Web page and app entries:
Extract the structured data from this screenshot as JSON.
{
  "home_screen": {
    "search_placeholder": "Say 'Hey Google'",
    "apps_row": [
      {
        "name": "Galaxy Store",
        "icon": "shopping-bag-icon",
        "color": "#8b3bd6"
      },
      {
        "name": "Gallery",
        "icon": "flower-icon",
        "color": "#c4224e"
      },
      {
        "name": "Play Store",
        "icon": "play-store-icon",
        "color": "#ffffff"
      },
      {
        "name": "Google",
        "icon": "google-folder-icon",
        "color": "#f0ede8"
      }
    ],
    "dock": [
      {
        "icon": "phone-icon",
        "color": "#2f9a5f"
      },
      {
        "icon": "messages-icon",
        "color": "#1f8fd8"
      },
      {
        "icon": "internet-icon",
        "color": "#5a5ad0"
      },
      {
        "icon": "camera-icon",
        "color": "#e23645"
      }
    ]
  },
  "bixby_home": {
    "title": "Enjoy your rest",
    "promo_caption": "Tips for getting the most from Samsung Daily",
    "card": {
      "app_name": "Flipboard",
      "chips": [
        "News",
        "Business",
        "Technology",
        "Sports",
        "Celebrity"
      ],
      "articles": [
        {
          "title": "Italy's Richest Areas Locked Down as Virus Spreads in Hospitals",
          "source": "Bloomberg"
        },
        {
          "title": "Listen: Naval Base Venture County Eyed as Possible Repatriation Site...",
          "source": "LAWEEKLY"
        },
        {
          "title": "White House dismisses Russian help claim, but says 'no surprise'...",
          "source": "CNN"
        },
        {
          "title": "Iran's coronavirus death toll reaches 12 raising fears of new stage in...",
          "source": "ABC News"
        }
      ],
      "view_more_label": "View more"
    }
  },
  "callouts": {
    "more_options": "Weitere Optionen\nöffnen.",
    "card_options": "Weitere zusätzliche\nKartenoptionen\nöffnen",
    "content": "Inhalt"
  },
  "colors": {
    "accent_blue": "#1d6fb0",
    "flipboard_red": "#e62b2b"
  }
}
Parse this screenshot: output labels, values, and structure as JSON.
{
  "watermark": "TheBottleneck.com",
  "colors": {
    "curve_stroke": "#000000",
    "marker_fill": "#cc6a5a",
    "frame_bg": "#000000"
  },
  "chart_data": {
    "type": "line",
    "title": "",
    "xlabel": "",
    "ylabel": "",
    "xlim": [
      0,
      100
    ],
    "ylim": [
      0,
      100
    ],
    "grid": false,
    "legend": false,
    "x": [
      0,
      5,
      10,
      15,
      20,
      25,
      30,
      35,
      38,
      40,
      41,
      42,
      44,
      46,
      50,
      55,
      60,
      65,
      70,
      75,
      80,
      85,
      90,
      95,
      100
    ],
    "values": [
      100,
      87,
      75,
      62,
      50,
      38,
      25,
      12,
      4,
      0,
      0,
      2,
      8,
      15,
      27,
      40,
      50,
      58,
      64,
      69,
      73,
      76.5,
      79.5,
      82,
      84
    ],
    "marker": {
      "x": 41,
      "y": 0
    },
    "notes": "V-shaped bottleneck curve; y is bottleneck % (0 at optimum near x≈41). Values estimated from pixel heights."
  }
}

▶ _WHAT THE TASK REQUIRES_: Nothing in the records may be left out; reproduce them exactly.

▶ _RESPONSE AREA_:
Extract the structured data from this screenshot as JSON.
{
  "home_screen": {
    "search_placeholder": "Say 'Hey Google'",
    "apps_row": [
      {
        "name": "Galaxy Store",
        "icon": "shopping-bag-icon",
        "color": "#8b3bd6"
      },
      {
        "name": "Gallery",
        "icon": "flower-icon",
        "color": "#c4224e"
      },
      {
        "name": "Play Store",
        "icon": "play-store-icon",
        "color": "#ffffff"
      },
      {
        "name": "Google",
        "icon": "google-folder-icon",
        "color": "#f0ede8"
      }
    ],
    "dock": [
      {
        "icon": "phone-icon",
        "color": "#2f9a5f"
      },
      {
        "icon": "messages-icon",
        "color": "#1f8fd8"
      },
      {
        "icon": "internet-icon",
        "color": "#5a5ad0"
      },
      {
        "icon": "camera-icon",
        "color": "#e23645"
      }
    ]
  },
  "bixby_home": {
    "title": "Enjoy your rest",
    "promo_caption": "Tips for getting the most from Samsung Daily",
    "card": {
      "app_name": "Flipboard",
      "chips": [
        "News",
        "Business",
        "Technology",
        "Sports",
        "Celebrity"
      ],
      "articles": [
        {
          "title": "Italy's Richest Areas Locked Down as Virus Spreads in Hospitals",
          "source": "Bloomberg"
        },
        {
          "title": "Listen: Naval Base Venture County Eyed as Possible Repatriation Site...",
          "source": "LAWEEKLY"
        },
        {
          "title": "White House dismisses Russian help claim, but says 'no surprise'...",
          "source": "CNN"
        },
        {
          "title": "Iran's coronavirus death toll reaches 12 raising fears of new stage in...",
          "source": "ABC News"
        }
      ],
      "view_more_label": "View more"
    }
  },
  "callouts": {
    "more_options": "Weitere Optionen\nöffnen.",
    "card_options": "Weitere zusätzliche\nKartenoptionen\nöffnen",
    "content": "Inhalt"
  },
  "colors": {
    "accent_blue": "#1d6fb0",
    "flipboard_red": "#e62b2b"
  }
}
Parse this screenshot: output labels, values, and structure as JSON.
{
  "watermark": "TheBottleneck.com",
  "colors": {
    "curve_stroke": "#000000",
    "marker_fill": "#cc6a5a",
    "frame_bg": "#000000"
  },
  "chart_data": {
    "type": "line",
    "title": "",
    "xlabel": "",
    "ylabel": "",
    "xlim": [
      0,
      100
    ],
    "ylim": [
      0,
      100
    ],
    "grid": false,
    "legend": false,
    "x": [
      0,
      5,
      10,
      15,
      20,
      25,
      30,
      35,
      38,
      40,
      41,
      42,
      44,
      46,
      50,
      55,
      60,
      65,
      70,
      75,
      80,
      85,
      90,
      95,
      100
    ],
    "values": [
      100,
      87,
      75,
      62,
      50,
      38,
      25,
      12,
      4,
      0,
      0,
      2,
      8,
      15,
      27,
      40,
      50,
      58,
      64,
      69,
      73,
      76.5,
      79.5,
      82,
      84
    ],
    "marker": {
      "x": 41,
      "y": 0
    },
    "notes": "V-shaped bottleneck curve; y is bottleneck % (0 at optimum near x≈41). Values estimated from pixel heights."
  }
}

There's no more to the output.